The headline reads ‘Trust Durcell to scare the $#% out of you’, because of a new ad Duracell is going to show. The ad will show a mom getting out at a park and while getting an infant out of the car she sees a white sedan pulling away and her older child missing. No fear. The kid is wearing a tracking device and mom locates him near by. The article states:
The ad is clearly meant to substantiate Duracell’s long-running claim that people should trust its batteries in even the most serious situations. It’s a tactic that’s provided a good (and long) ride for Duracell, but also has, at times, felt over the top.
This risks being one of those cases. The combination of tugging at parents’ heart strings and playing up parents’ worst fears feels overdramatic. Instead of making people want to buy the batteries, the company is in danger of turning off parents who don’t want to be scared into shopping.
It kind of makes us pine for that irritating, but light-hearted, Energizer bunny.
But while reading the article they referred to the company that makes the tracking device from Brickman which is a security company.
Holy Brickman Batman! These people have a ton of secret spy stuff that would make James Bond drool. All types of hidden cameras, plus a ton of tasers, pepper sprayers & knock you on your ass 300,000 volt stun gun. But what was really interesting is that they also sell keyloggers to spy on your employees, [or spouse], plus a super secret grouping of kits to check for infidelity and drug use by a spouse, family member, neighbor, who ever you want. :-) Here is a semen kit:
Do you have suspicions of your spouse or significant other cheating? Do you have a clothing item or stain you need to test for the presence of semen? Sweep a room for semen stains as old as 30 years in seconds.
Plus a ton of drug testing kits like this one:
With this easy to use Drug Identification Kit, you can detect up to 12 different types of illegal drugs. Virtually no false positives!
Now this one is good:
X-Ray Spray turns opaque paper temporarily translucent, allowing the user to view the contents of an envelope without ever opening it.
I had a few laughs taking a quick tour of the security stuff. Enjoy.

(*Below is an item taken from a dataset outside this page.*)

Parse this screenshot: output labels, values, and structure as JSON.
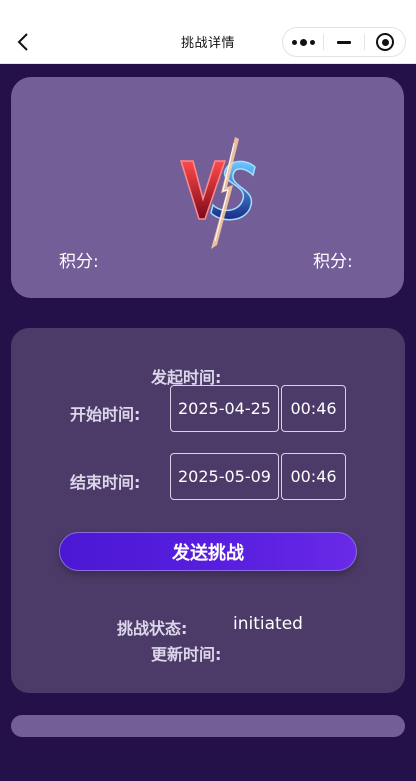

PS I don’t think that having a tracking device for a child is a bad idea at all. As far as scaring anyone, isn’t that what Brinks does with their ads of a guy breaking into a house and the woman saved by the loud alarm?